WHAT IS REQUIRED
Copy out the data that comes next, character for character, and leave the images aside.

INPUT MATERIAL

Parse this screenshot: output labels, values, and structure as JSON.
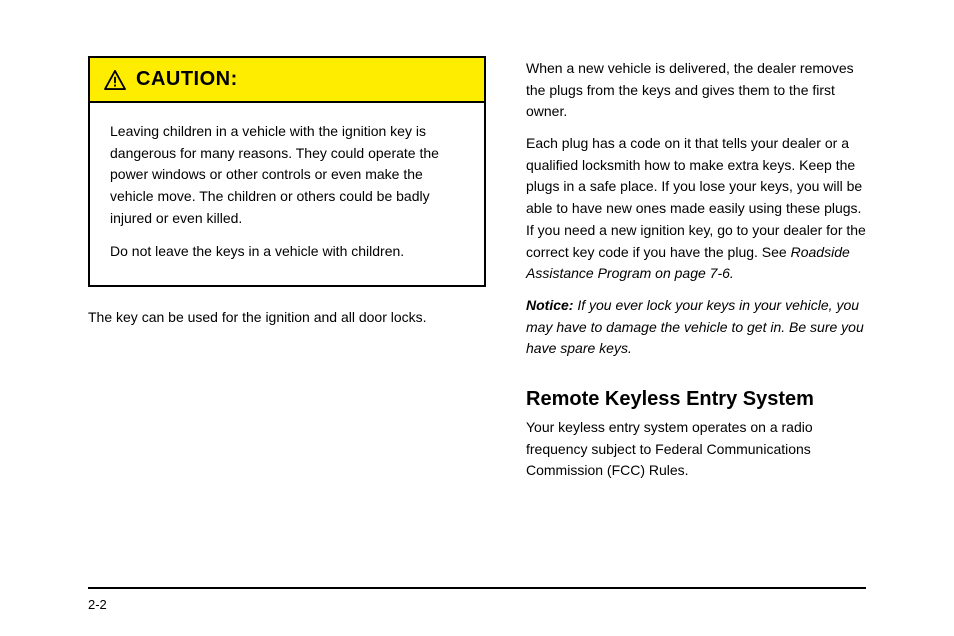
{
  "caution": {
    "header_label": "CAUTION:",
    "paragraphs": [
      "Leaving children in a vehicle with the ignition key is dangerous for many reasons. They could operate the power windows or other controls or even make the vehicle move. The children or others could be badly injured or even killed.",
      "Do not leave the keys in a vehicle with children."
    ]
  },
  "left_body": {
    "p1": "The key can be used for the ignition and all door locks."
  },
  "right_body": {
    "p1": "When a new vehicle is delivered, the dealer removes the plugs from the keys and gives them to the first owner.",
    "p2_prefix": "Each plug has a code on it that tells your dealer or a qualified locksmith how to make extra keys. Keep the plugs in a safe place. If you lose your keys, you will be able to have new ones made easily using these plugs. If you need a new ignition key, go to your dealer for the correct key code if you have the plug. See ",
    "p2_link": "Roadside Assistance Program on page 7-6.",
    "heading_notice": "Notice:",
    "p3_after_heading": " If you ever lock your keys in your vehicle, you may have to damage the vehicle to get in. Be sure you have spare keys."
  },
  "section": {
    "heading": "Remote Keyless Entry System",
    "p1": "Your keyless entry system operates on a radio frequency subject to Federal Communications Commission (FCC) Rules."
  },
  "footer": {
    "page_number": "2-2"
  }
}
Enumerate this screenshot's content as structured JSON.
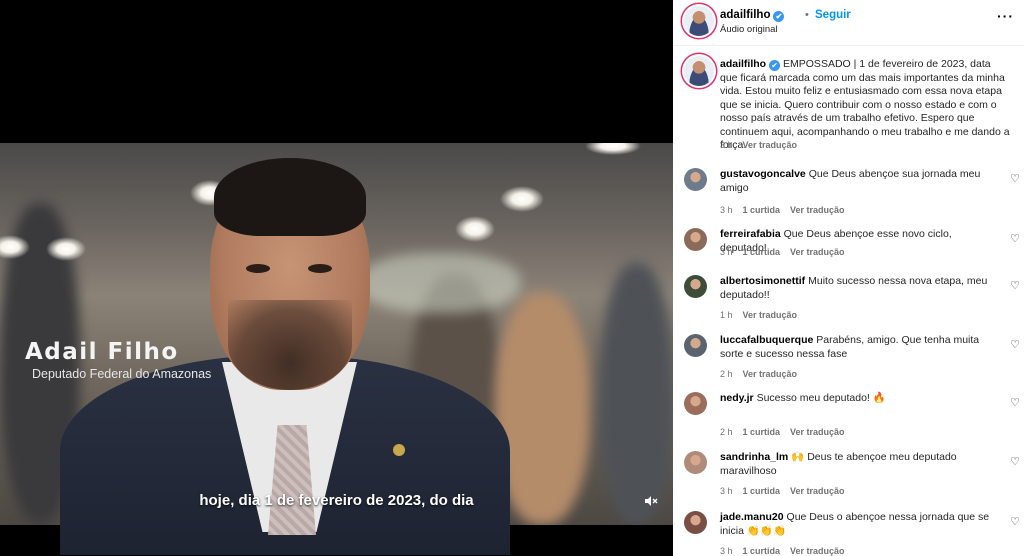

EXPECTED OUTPUT
Parse this screenshot: output labels, values, and structure as JSON.
{
  "caution": {
    "header_label": "CAUTION:",
    "paragraphs": [
      "Leaving children in a vehicle with the ignition key is dangerous for many reasons. They could operate the power windows or other controls or even make the vehicle move. The children or others could be badly injured or even killed.",
      "Do not leave the keys in a vehicle with children."
    ]
  },
  "left_body": {
    "p1": "The key can be used for the ignition and all door locks."
  },
  "right_body": {
    "p1": "When a new vehicle is delivered, the dealer removes the plugs from the keys and gives them to the first owner.",
    "p2_prefix": "Each plug has a code on it that tells your dealer or a qualified locksmith how to make extra keys. Keep the plugs in a safe place. If you lose your keys, you will be able to have new ones made easily using these plugs. If you need a new ignition key, go to your dealer for the correct key code if you have the plug. See ",
    "p2_link": "Roadside Assistance Program on page 7-6.",
    "heading_notice": "Notice:",
    "p3_after_heading": " If you ever lock your keys in your vehicle, you may have to damage the vehicle to get in. Be sure you have spare keys."
  },
  "section": {
    "heading": "Remote Keyless Entry System",
    "p1": "Your keyless entry system operates on a radio frequency subject to Federal Communications Commission (FCC) Rules."
  },
  "footer": {
    "page_number": "2-2"
  }
}
Enumerate this screenshot's content as structured JSON.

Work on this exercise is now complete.